We had lots to catch up on but the main topic of conversation during our all-too-short visit was Alice’s recent and heated exchange with The Wine Spectator’s James Suckling, who was finally hipped to natural wine by our mutual friend (and jazz guitar great) Anthony Wilson. I’ll be connecting with Anthony early next month and I’ll be sure to get the juice behind the juice he turned Suckling on to!
Our date with the City was too short and there were so many folks and places that we would have loved to have seen. I can’t say that I miss living in New York but you gotta love the buzz of that city, the energy, and the wine. With London, Paris, and Rome, New York is right up there as one of the great wine destinations of the world — whether you’re drinking old Nebbiolo at Manducatis in Queens or stinky, natural Beaujolais on the Lower East Side at The Ten Bells. I sure don’t need it everyday… but a beautiful, crisp, clear fall day in November, with some yummy Beaujolais in our tummies, catching up with some dear friends, felt just right…
Tasting through the current releases of López de Heredia the other day in Austin made me feel like Big Joe Turner’s Mississippi bullfrog in “Flip, Flop, and Fly”: I’m like a Mississippi bullfrog sittin’ on a hollow stump/I got so many good bottles of wine, I don’t know which way to jump.
I was thrilled to see that the wines have returned to Texas, in the hands of a smaller distributor who seems to be treating the bottlings with the respect and care they deserve.
My friend Alice Feiring put it best when she wrote about the “intense delicacy” of these wines, using a Petrarchesque oxymoron. They are at once intensely aromatic and flavorful but show that unbearable lightness that I find so alluring in great wine.
Some of the most inspired prose in Alice’s The Battle for Wine and Love or How I Saved the World from Parkerization is devoted to the López de Heredia winery. But it was owner Maria José López de Heredia who called the winery the “last of the Mohicans”:
I love the wines of López de Heredia and try to taste and enjoy them at any chance I get.
The 1989 Tondonia white was showing beautifully, even if it inspired a lively debate among the wine professionals gathered that day as to whether it was “off” or not. (“The release of a López de Herdia white,” writes Alice, “is always a love-it-or-hate-it affair. No matter what a drinker’s preferences, the wine always gets attention.”) I’ve tasted that wine maybe 10 times over the last year and I think that the bottle we tasted was right on.
I was also really impressed with the entry-level 2003 Cubillo (red), which showed uncommon grace for this wine. The 1991 Tondonia and Bosconia (reds) were simply stunning.
The wines won’t be an easy sell here in Texas (nor are they anywhere, for that matter). Their oxidative nature can be a turn-off for a lot of folks. But I’m so glad that they’ve returned to Texas. Tracie B and I will be drinking them for sure!
In other news…

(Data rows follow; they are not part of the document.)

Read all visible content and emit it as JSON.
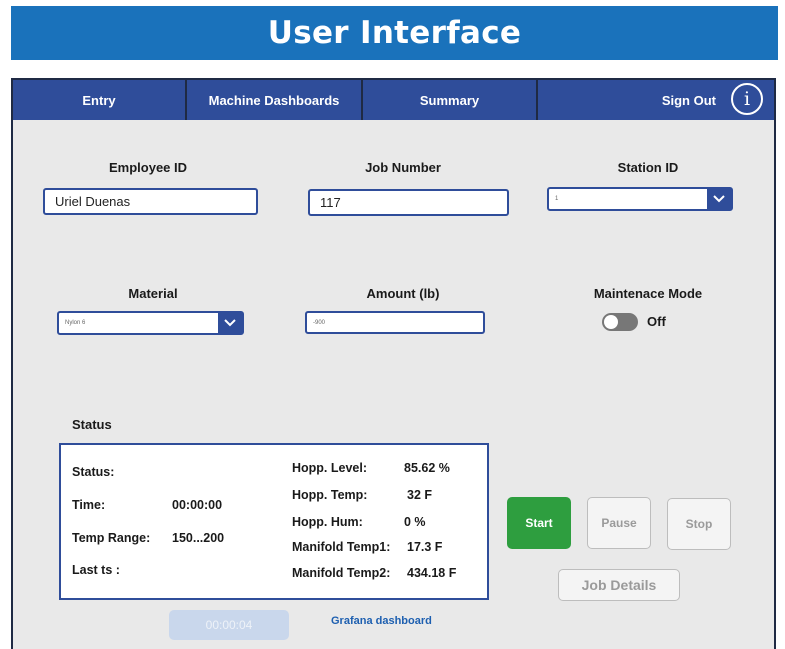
{
  "banner": {
    "title": "User Interface"
  },
  "nav": {
    "items": [
      {
        "label": "Entry"
      },
      {
        "label": "Machine Dashboards"
      },
      {
        "label": "Summary"
      },
      {
        "label": "Sign Out"
      }
    ],
    "info_icon": "info-icon"
  },
  "form": {
    "employee_id": {
      "label": "Employee ID",
      "value": "Uriel Duenas"
    },
    "job_number": {
      "label": "Job Number",
      "value": "117"
    },
    "station_id": {
      "label": "Station ID",
      "value": "1"
    },
    "material": {
      "label": "Material",
      "value": "Nylon 6"
    },
    "amount": {
      "label": "Amount (lb)",
      "value": "-900"
    },
    "maintenance": {
      "label": "Maintenace Mode",
      "state": "Off"
    }
  },
  "status": {
    "section_label": "Status",
    "status_label": "Status:",
    "time_label": "Time:",
    "time_value": "00:00:00",
    "temp_range_label": "Temp Range:",
    "temp_range_value": "150...200",
    "last_ts_label": "Last ts  :",
    "hopp_level_label": "Hopp. Level:",
    "hopp_level_value": "85.62 %",
    "hopp_temp_label": "Hopp. Temp:",
    "hopp_temp_value": "32 F",
    "hopp_hum_label": "Hopp. Hum:",
    "hopp_hum_value": "0 %",
    "manifold1_label": "Manifold Temp1:",
    "manifold1_value": "17.3 F",
    "manifold2_label": "Manifold Temp2:",
    "manifold2_value": "434.18 F"
  },
  "controls": {
    "start": "Start",
    "pause": "Pause",
    "stop": "Stop",
    "job_details": "Job Details",
    "timer": "00:00:04",
    "grafana_link": "Grafana dashboard"
  },
  "colors": {
    "banner": "#1a72bb",
    "nav": "#2f4d9a",
    "start": "#2e9e3f",
    "background": "#e9e9e9"
  }
}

Austin wine writer Wes Marshall reviewed Kermit’s CD today and previewed his listening party Monday November 9 here in town at Vino Vino (yours truly will be presenting Kermit and his producer Ricky Fataar). I haven’t been playing music professionally since Nous Non Plus’s last show in LA in May: I’ve been having a blast promoting this show and I love that feeling of filling a room. I hear there are just a few seats left! ;-)
There really is no exact nor canonical definition of “orange wine” out there. But the best attempt to define the often murky and cloudy stuff was scribed by the inimitable Thor Iverson here.
One thing you can say for certain about orange wine is that even though there is no succinct, clear cut definition of what it is, you definitely know when you’re drinking it!